Data visualization refers to the techniques used to communicate data or information graphically, by encoding it as visual objects (e.g., points, lines or bars) contained in graphics. The goal is to communicate information clearly and efficiently to users. It is one of the steps in spatial data analysis.
The "main goal of data visualization is to communicate information clearly and effectively through graphical means, usually as maps, graphic impressions, charts, etc. It doesn’t mean that data visualization needs to look boring to be functional or extremely sophisticated to look beautiful. To convey ideas effectively, both aesthetic form and functionality need to go hand in hand, providing insights into a rather sparse and complex data set by communicating its key- aspects in a more intuitive way. Yet designers often fail to achieve a balance between form and function, creating gorgeous data visualizations which fail to serve their main purpose — to communicate information"
Data visualization is viewed by many disciplines as a modern equivalent of visual communication. It is not owned by any one field, but rather finds interpretation across many (e.g. it is viewed as a modern branch of descriptive statistics by some, but also as a grounded theory development tool by others). It involves the creation and study of the visual representation of data, meaning "information that has been abstracted in some schematic form, including attributes or variables for the units of information".
A primary goal of data visualization is to communicate information clearly and efficiently to users via the graphics selected, such as tables and charts. Effective visualization helps users in analyzing and reasoning about data and evidence. It makes complex data more accessible, understandable and usable.
Users may have particular analytical tasks, such as making comparisons or understanding causality, and the design principle of the graphic (i.e., showing comparisons or showing causality) follows the task. Tables are generally used where users will look-up a specific measure of a variable, while charts of various types are used to show patterns or relationships in the data for one or more variables.

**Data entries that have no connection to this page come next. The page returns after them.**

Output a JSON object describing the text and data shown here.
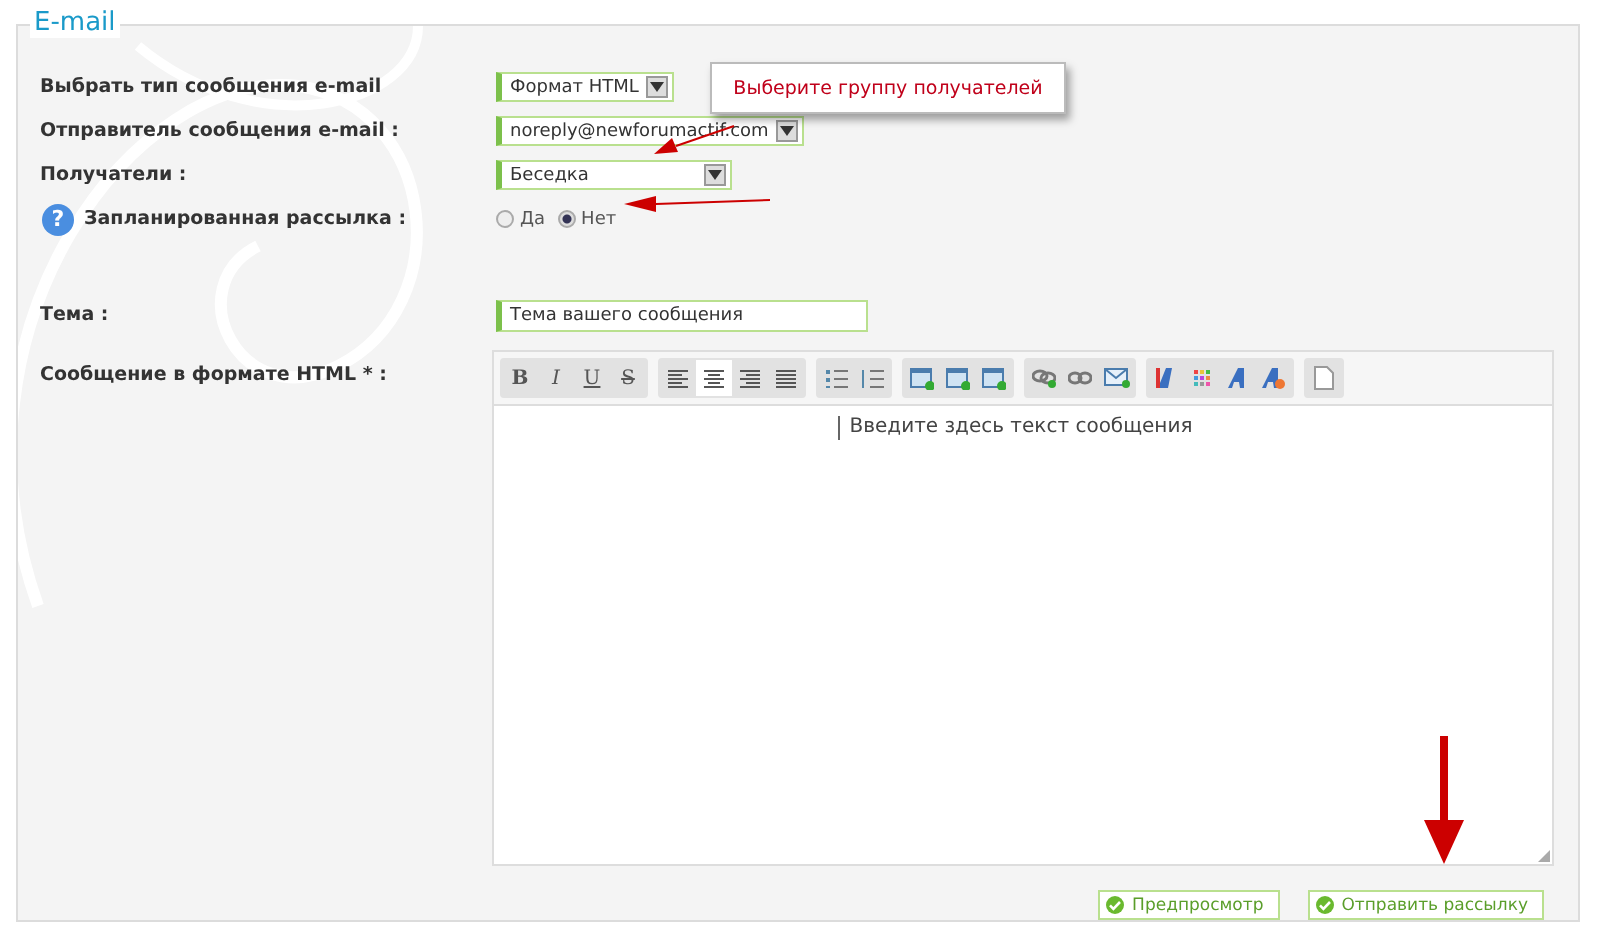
{
  "section": {
    "legend": "E-mail"
  },
  "fields": [
    {
      "label": "Выбрать тип сообщения e-mail",
      "kind": "select",
      "value": "Формат HTML"
    },
    {
      "label": "Отправитель сообщения e-mail :",
      "kind": "select",
      "value": "noreply@newforumactif.com"
    },
    {
      "label": "Получатели :",
      "kind": "select",
      "value": "Беседка"
    },
    {
      "label": "Запланированная рассылка :",
      "kind": "radio",
      "help": "?",
      "options": [
        {
          "label": "Да",
          "selected": false
        },
        {
          "label": "Нет",
          "selected": true
        }
      ]
    },
    {
      "label": "Тема :",
      "kind": "text",
      "value": "Тема вашего сообщения"
    },
    {
      "label": "Сообщение в формате HTML * :",
      "kind": "editor",
      "format_buttons": [
        "B",
        "I",
        "U",
        "S"
      ],
      "align": [
        {
          "selected": false
        },
        {
          "selected": true
        },
        {
          "selected": false
        },
        {
          "selected": false
        }
      ],
      "value": "Введите здесь текст сообщения"
    }
  ],
  "callout": "Выберите группу получателей",
  "buttons": [
    "Предпросмотр",
    "Отправить рассылку"
  ]
}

Data visualization is both an art and a science. The rate at which data is generated has increased, driven by an increasingly information-based economy. Data created by internet activity and an expanding number of sensors in the environment, such as satellites and traffic cameras, are referred to as “Big Data”. Processing, analyzing and communicating this data present a variety of ethical and analytical challenges for data visualization.